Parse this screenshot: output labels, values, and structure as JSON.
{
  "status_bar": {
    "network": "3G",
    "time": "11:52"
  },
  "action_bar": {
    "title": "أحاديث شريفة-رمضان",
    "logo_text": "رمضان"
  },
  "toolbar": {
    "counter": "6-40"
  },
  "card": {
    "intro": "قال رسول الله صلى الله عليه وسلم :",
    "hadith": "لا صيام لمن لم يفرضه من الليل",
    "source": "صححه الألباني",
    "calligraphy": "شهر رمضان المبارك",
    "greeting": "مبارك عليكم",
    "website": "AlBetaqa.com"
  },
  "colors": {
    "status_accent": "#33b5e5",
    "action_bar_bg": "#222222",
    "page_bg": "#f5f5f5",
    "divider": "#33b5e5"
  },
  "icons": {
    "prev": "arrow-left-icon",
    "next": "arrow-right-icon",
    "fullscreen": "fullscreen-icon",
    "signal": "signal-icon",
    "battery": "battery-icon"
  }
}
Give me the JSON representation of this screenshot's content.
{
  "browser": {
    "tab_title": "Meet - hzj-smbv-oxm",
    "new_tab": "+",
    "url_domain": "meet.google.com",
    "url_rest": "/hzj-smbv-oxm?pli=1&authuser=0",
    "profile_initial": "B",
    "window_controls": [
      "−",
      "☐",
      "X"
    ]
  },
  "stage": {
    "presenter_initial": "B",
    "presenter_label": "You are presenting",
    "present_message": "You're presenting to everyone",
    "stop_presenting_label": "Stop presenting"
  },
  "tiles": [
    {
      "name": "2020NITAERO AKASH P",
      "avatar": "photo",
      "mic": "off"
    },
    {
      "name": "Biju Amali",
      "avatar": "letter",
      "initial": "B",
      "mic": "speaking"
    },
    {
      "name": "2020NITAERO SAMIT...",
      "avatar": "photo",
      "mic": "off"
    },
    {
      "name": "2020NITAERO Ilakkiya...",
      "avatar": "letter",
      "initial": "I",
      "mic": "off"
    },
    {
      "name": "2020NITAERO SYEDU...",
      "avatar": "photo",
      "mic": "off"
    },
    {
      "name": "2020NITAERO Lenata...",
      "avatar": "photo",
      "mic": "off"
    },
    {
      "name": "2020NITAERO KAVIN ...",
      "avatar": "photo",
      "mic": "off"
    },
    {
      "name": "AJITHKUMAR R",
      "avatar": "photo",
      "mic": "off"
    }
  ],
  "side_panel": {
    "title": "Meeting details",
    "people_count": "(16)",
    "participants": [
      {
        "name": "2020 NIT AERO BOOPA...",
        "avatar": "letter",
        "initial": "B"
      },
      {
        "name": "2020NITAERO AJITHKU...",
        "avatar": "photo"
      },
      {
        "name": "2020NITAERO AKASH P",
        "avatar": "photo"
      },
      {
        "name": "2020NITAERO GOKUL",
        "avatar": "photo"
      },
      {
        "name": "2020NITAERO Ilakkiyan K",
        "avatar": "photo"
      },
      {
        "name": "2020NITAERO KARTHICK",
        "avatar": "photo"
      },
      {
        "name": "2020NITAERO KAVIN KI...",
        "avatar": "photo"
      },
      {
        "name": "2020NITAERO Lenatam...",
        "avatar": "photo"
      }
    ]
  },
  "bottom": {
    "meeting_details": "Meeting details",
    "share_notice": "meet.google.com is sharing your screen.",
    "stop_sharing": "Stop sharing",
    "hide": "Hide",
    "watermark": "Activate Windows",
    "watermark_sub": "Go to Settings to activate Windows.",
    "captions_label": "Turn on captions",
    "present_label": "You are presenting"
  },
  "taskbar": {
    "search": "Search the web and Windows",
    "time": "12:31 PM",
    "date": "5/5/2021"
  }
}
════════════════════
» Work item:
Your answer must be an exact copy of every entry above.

» Response to this exercise:
Parse this screenshot: output labels, values, and structure as JSON.
{
  "status_bar": {
    "network": "3G",
    "time": "11:52"
  },
  "action_bar": {
    "title": "أحاديث شريفة-رمضان",
    "logo_text": "رمضان"
  },
  "toolbar": {
    "counter": "6-40"
  },
  "card": {
    "intro": "قال رسول الله صلى الله عليه وسلم :",
    "hadith": "لا صيام لمن لم يفرضه من الليل",
    "source": "صححه الألباني",
    "calligraphy": "شهر رمضان المبارك",
    "greeting": "مبارك عليكم",
    "website": "AlBetaqa.com"
  },
  "colors": {
    "status_accent": "#33b5e5",
    "action_bar_bg": "#222222",
    "page_bg": "#f5f5f5",
    "divider": "#33b5e5"
  },
  "icons": {
    "prev": "arrow-left-icon",
    "next": "arrow-right-icon",
    "fullscreen": "fullscreen-icon",
    "signal": "signal-icon",
    "battery": "battery-icon"
  }
}
Give me the JSON representation of this screenshot's content.
{
  "browser": {
    "tab_title": "Meet - hzj-smbv-oxm",
    "new_tab": "+",
    "url_domain": "meet.google.com",
    "url_rest": "/hzj-smbv-oxm?pli=1&authuser=0",
    "profile_initial": "B",
    "window_controls": [
      "−",
      "☐",
      "X"
    ]
  },
  "stage": {
    "presenter_initial": "B",
    "presenter_label": "You are presenting",
    "present_message": "You're presenting to everyone",
    "stop_presenting_label": "Stop presenting"
  },
  "tiles": [
    {
      "name": "2020NITAERO AKASH P",
      "avatar": "photo",
      "mic": "off"
    },
    {
      "name": "Biju Amali",
      "avatar": "letter",
      "initial": "B",
      "mic": "speaking"
    },
    {
      "name": "2020NITAERO SAMIT...",
      "avatar": "photo",
      "mic": "off"
    },
    {
      "name": "2020NITAERO Ilakkiya...",
      "avatar": "letter",
      "initial": "I",
      "mic": "off"
    },
    {
      "name": "2020NITAERO SYEDU...",
      "avatar": "photo",
      "mic": "off"
    },
    {
      "name": "2020NITAERO Lenata...",
      "avatar": "photo",
      "mic": "off"
    },
    {
      "name": "2020NITAERO KAVIN ...",
      "avatar": "photo",
      "mic": "off"
    },
    {
      "name": "AJITHKUMAR R",
      "avatar": "photo",
      "mic": "off"
    }
  ],
  "side_panel": {
    "title": "Meeting details",
    "people_count": "(16)",
    "participants": [
      {
        "name": "2020 NIT AERO BOOPA...",
        "avatar": "letter",
        "initial": "B"
      },
      {
        "name": "2020NITAERO AJITHKU...",
        "avatar": "photo"
      },
      {
        "name": "2020NITAERO AKASH P",
        "avatar": "photo"
      },
      {
        "name": "2020NITAERO GOKUL",
        "avatar": "photo"
      },
      {
        "name": "2020NITAERO Ilakkiyan K",
        "avatar": "photo"
      },
      {
        "name": "2020NITAERO KARTHICK",
        "avatar": "photo"
      },
      {
        "name": "2020NITAERO KAVIN KI...",
        "avatar": "photo"
      },
      {
        "name": "2020NITAERO Lenatam...",
        "avatar": "photo"
      }
    ]
  },
  "bottom": {
    "meeting_details": "Meeting details",
    "share_notice": "meet.google.com is sharing your screen.",
    "stop_sharing": "Stop sharing",
    "hide": "Hide",
    "watermark": "Activate Windows",
    "watermark_sub": "Go to Settings to activate Windows.",
    "captions_label": "Turn on captions",
    "present_label": "You are presenting"
  },
  "taskbar": {
    "search": "Search the web and Windows",
    "time": "12:31 PM",
    "date": "5/5/2021"
  }
}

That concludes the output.